WORK INSTRUCTION:
Where a line below holds the string "Dashboard", that line goes into the answer.

GIVEN INFORMATION:

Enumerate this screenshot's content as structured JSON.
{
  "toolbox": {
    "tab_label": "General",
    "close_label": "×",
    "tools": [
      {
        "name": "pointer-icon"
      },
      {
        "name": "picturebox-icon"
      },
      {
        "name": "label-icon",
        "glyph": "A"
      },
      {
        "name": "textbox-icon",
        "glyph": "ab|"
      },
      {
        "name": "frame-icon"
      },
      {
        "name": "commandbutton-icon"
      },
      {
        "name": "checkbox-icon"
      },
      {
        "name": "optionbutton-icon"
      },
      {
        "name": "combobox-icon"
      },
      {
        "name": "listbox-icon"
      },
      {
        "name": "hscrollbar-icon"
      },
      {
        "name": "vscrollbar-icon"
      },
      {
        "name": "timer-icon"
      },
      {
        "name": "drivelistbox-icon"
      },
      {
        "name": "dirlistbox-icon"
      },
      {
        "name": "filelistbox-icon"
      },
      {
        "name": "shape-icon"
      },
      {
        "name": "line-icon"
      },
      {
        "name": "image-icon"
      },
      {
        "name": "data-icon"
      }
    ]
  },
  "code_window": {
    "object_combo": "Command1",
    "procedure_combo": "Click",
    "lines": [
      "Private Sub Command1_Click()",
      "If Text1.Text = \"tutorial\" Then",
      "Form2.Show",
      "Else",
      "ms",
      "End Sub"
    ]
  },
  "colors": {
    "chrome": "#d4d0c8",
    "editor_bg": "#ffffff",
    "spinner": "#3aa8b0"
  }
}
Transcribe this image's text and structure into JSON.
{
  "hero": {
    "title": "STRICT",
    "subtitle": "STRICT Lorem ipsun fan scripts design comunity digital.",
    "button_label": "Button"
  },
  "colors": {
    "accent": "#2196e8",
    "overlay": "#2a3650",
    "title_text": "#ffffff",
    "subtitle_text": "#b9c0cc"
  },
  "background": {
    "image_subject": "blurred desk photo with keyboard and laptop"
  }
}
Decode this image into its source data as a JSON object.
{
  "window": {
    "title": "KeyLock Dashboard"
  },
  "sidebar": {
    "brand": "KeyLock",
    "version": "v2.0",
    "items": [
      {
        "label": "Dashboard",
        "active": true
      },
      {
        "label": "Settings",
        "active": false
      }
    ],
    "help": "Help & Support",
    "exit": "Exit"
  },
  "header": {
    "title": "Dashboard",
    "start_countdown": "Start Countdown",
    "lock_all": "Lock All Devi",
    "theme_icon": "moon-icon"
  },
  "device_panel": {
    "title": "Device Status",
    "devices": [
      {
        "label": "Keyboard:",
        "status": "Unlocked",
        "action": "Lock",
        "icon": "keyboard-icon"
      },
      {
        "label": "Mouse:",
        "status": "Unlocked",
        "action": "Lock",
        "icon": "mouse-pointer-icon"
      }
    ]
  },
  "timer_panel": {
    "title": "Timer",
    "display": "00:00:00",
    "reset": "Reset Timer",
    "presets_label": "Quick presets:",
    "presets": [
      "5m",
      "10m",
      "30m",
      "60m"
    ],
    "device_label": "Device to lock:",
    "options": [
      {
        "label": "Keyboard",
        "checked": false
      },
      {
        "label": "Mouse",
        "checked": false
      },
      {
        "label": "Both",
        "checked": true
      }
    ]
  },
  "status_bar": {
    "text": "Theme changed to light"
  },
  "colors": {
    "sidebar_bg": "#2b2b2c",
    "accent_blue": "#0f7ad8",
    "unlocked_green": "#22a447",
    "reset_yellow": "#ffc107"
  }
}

TASK OUTPUT:
    "title": "KeyLock Dashboard"
        "label": "Dashboard",
    "title": "Dashboard",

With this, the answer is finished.